MZ – So you’re recording a new album now – tell us about that.
Mike: I’ve recorded 10 tracks, some stuff from the past and some recently written. Some of it’s acoustic, me on my own with a guitar, some with another guitarist, cello, that sort of thing, and some with a full band. I’m recording some of it with Paul Furnace’s studio, which is great and some in Chelmsford. I’m also about to go into Hatfield Forest with my 4 track and record in there with the ambience of the forest as an experiment. I hope to have the promos out by January. There’s really two sides to Happnin’ Boy at the moment, one is raw blues, and the other is acoustic folk rock, and it’s these two sides that are going to feature on the album. I love Elmore James, John Lee Hooker, Muddy Waters…I love the wailing sound these guys get from their voices and I try and do that with my voice. The other side is more in keeping with The Beatles and The Stones, as well as Radiohead, Coldplay, Jack Johnson, that sort of thing.

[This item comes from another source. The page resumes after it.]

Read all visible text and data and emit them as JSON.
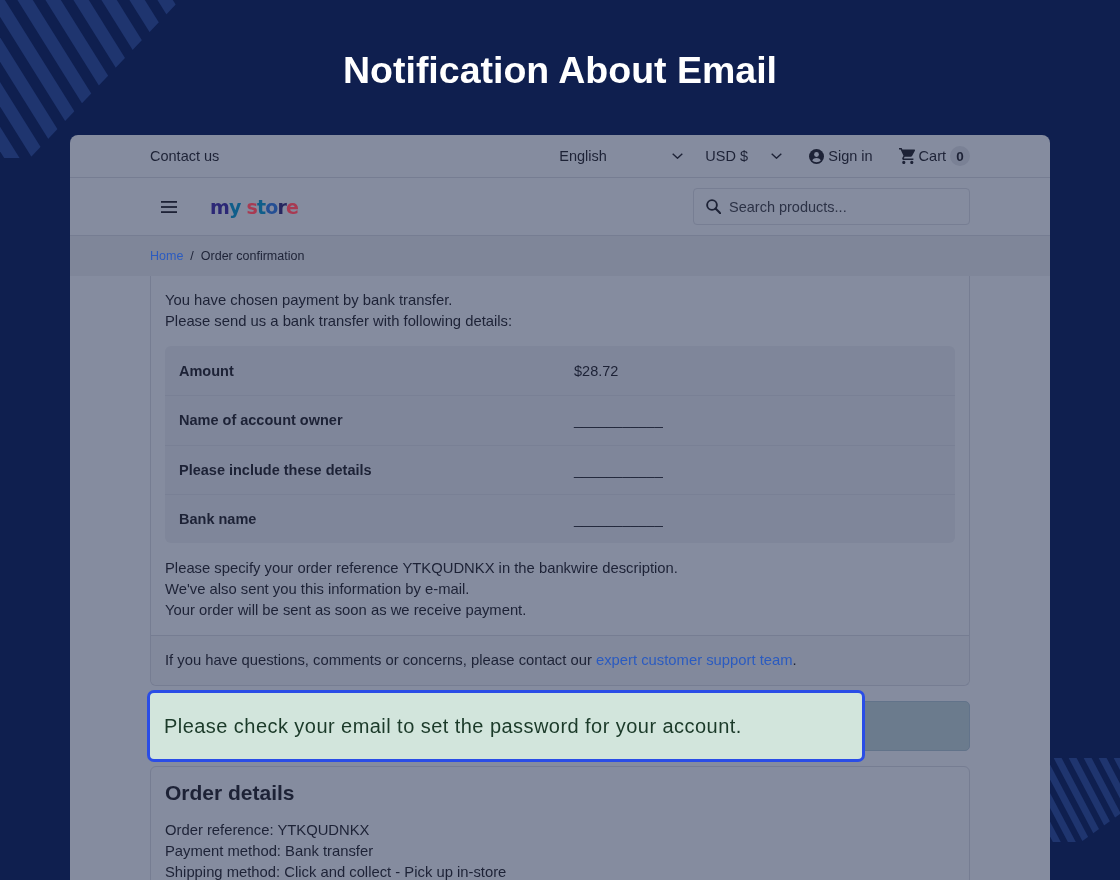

MZ – You get a very authentic blues sound from your guitar…
Mike: I’ll tell you a story –I was working at Our Price in Romford years ago, and passing Oxfam on my way home one day I spotted this old guitar in the window. It immediately caught my eye even though it was really dusty and had only one rusty string on it. So I asked the assistant to have a look and gave this old string a pluck, and the assistant looked at me and said “that guitar’s made for you isn’t it?!”. It had a guttural noise like I’ve never before. It had a very heavy body and a thick neck and a sound so earthy that I just had to have it. I got it home, dusted it down and strung it with electric guitar strings and sounded like something from the 1930’s. A genuine delta blues sound, perfect! I went to a music shop sometimes later to get it valued. They told me I had a 1926 Hofner Jazz bass body with a homemade neck. It’s a beauty and I’ll never get rid of it. It just oozes the blues.
MZ – Blues is obviously a big influence, but are there any current bands that do it for you?
Mike: Anybody and everybody really. I can put on a drum & bass compilation and follow it with Barber’s Adagio For Strings, you know? As long as it talks to me musically, as long as it has substance. Watching bands like Rock The Monkey and Uncle Funk were an influence. Music has such a wide spectrum you can’t afford to be narrow-minded.
MZ – So when you’ve recorded the album, are you going to gig it with a band or as a solo artist?
Mike: Well, I did some stuff with a band set-up in Ealing, and it worked very well, but I still I have this love of doing it on my own. It’s like the idea of one man against the world, no-one else to support you with pre-gig nerves, but when you start playing it all comes together and you feel great. I’m an entertainer and I get off being on my own with a crowd to please.
MZ – And finally, when can we see you hosting another blues jam in the Half Moon?
Mike: Sometime in November – a Friday or Saturday, I haven’t confirmed a date yet so watch this space!